--- Exercise aim ---
Print every entry exactly as written and exclude all images.

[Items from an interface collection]
☆ ☆ ☆ ☆
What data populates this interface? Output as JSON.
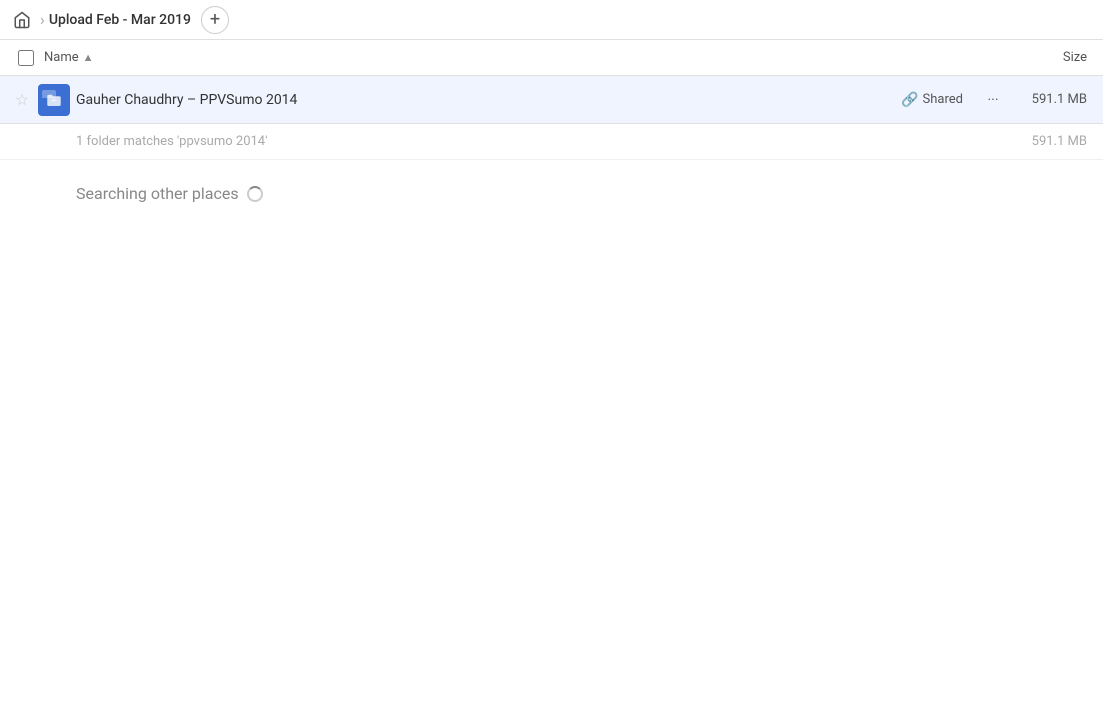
{
  "topbar": {
    "home_icon": "home",
    "separator": "›",
    "title": "Upload Feb - Mar 2019",
    "add_button_label": "+"
  },
  "columns": {
    "name_label": "Name",
    "sort_indicator": "▲",
    "size_label": "Size"
  },
  "file_row": {
    "name": "Gauher Chaudhry – PPVSumo 2014",
    "shared_label": "Shared",
    "size": "591.1 MB",
    "more_icon": "•••"
  },
  "summary": {
    "text": "1 folder matches 'ppvsumo 2014'",
    "size": "591.1 MB"
  },
  "searching": {
    "text": "Searching other places"
  }
}
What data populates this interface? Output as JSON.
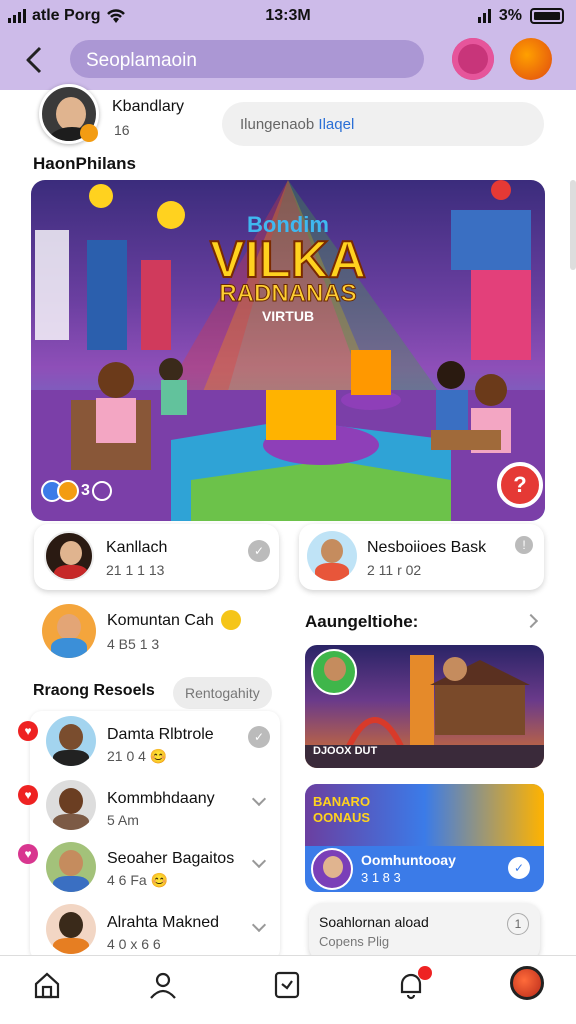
{
  "status_bar": {
    "carrier": "atle Porg",
    "time": "13:3M",
    "battery": "3%"
  },
  "header": {
    "search_placeholder": "Seoplamaoin"
  },
  "profile": {
    "name": "Kbandlary",
    "count": "16",
    "field_text": "Ilungenaob",
    "field_highlight": "Ilaqel"
  },
  "section_title": "HaonPhilans",
  "hero": {
    "title_top": "Bondim",
    "title_main": "VILKA",
    "title_sub": "RADNANAS",
    "title_tag": "VIRTUB",
    "reactions_count": "3",
    "colors": {
      "sky": "#6a3fa0",
      "floor": "#2fa3d6",
      "accent": "#ffd21f",
      "badge": "#e53935"
    }
  },
  "cards": [
    {
      "name": "Kanllach",
      "meta": "21 1 1 13"
    },
    {
      "name": "Nesboiioes Bask",
      "meta": "2 11 r 02"
    }
  ],
  "community": {
    "name": "Komuntan Cah",
    "meta": "4 B5 1 3"
  },
  "recent": {
    "title": "Rraong Resoels",
    "filter": "Rentogahity",
    "items": [
      {
        "name": "Damta Rlbtrole",
        "meta": "21 0 4",
        "emoji": "😊"
      },
      {
        "name": "Kommbhdaany",
        "meta": "5 Am",
        "emoji": ""
      },
      {
        "name": "Seoaher Bagaitos",
        "meta": "4 6 Fa",
        "emoji": "😊"
      },
      {
        "name": "Alrahta Makned",
        "meta": "4 0 x 6 6",
        "emoji": ""
      }
    ]
  },
  "right_section": {
    "title": "Aaungeltiohe:",
    "tile1_caption": "DJOOX DUT",
    "tile2_banner": "BANARO OONAUS",
    "tile2_name": "Oomhuntooay",
    "tile2_meta": "3 1 8 3",
    "tile3_name": "Soahlornan aload",
    "tile3_sub": "Copens Plig"
  },
  "nav": {
    "items": [
      "home-icon",
      "profile-icon",
      "message-icon",
      "notification-icon",
      "account-icon"
    ]
  }
}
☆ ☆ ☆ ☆
--- Task response ---
What data populates this interface? Output as JSON.
{
  "topbar": {
    "home_icon": "home",
    "separator": "›",
    "title": "Upload Feb - Mar 2019",
    "add_button_label": "+"
  },
  "columns": {
    "name_label": "Name",
    "sort_indicator": "▲",
    "size_label": "Size"
  },
  "file_row": {
    "name": "Gauher Chaudhry – PPVSumo 2014",
    "shared_label": "Shared",
    "size": "591.1 MB",
    "more_icon": "•••"
  },
  "summary": {
    "text": "1 folder matches 'ppvsumo 2014'",
    "size": "591.1 MB"
  },
  "searching": {
    "text": "Searching other places"
  }
}
What data populates this interface? Output as JSON.
{
  "status_bar": {
    "carrier": "atle Porg",
    "time": "13:3M",
    "battery": "3%"
  },
  "header": {
    "search_placeholder": "Seoplamaoin"
  },
  "profile": {
    "name": "Kbandlary",
    "count": "16",
    "field_text": "Ilungenaob",
    "field_highlight": "Ilaqel"
  },
  "section_title": "HaonPhilans",
  "hero": {
    "title_top": "Bondim",
    "title_main": "VILKA",
    "title_sub": "RADNANAS",
    "title_tag": "VIRTUB",
    "reactions_count": "3",
    "colors": {
      "sky": "#6a3fa0",
      "floor": "#2fa3d6",
      "accent": "#ffd21f",
      "badge": "#e53935"
    }
  },
  "cards": [
    {
      "name": "Kanllach",
      "meta": "21 1 1 13"
    },
    {
      "name": "Nesboiioes Bask",
      "meta": "2 11 r 02"
    }
  ],
  "community": {
    "name": "Komuntan Cah",
    "meta": "4 B5 1 3"
  },
  "recent": {
    "title": "Rraong Resoels",
    "filter": "Rentogahity",
    "items": [
      {
        "name": "Damta Rlbtrole",
        "meta": "21 0 4",
        "emoji": "😊"
      },
      {
        "name": "Kommbhdaany",
        "meta": "5 Am",
        "emoji": ""
      },
      {
        "name": "Seoaher Bagaitos",
        "meta": "4 6 Fa",
        "emoji": "😊"
      },
      {
        "name": "Alrahta Makned",
        "meta": "4 0 x 6 6",
        "emoji": ""
      }
    ]
  },
  "right_section": {
    "title": "Aaungeltiohe:",
    "tile1_caption": "DJOOX DUT",
    "tile2_banner": "BANARO OONAUS",
    "tile2_name": "Oomhuntooay",
    "tile2_meta": "3 1 8 3",
    "tile3_name": "Soahlornan aload",
    "tile3_sub": "Copens Plig"
  },
  "nav": {
    "items": [
      "home-icon",
      "profile-icon",
      "message-icon",
      "notification-icon",
      "account-icon"
    ]
  }
}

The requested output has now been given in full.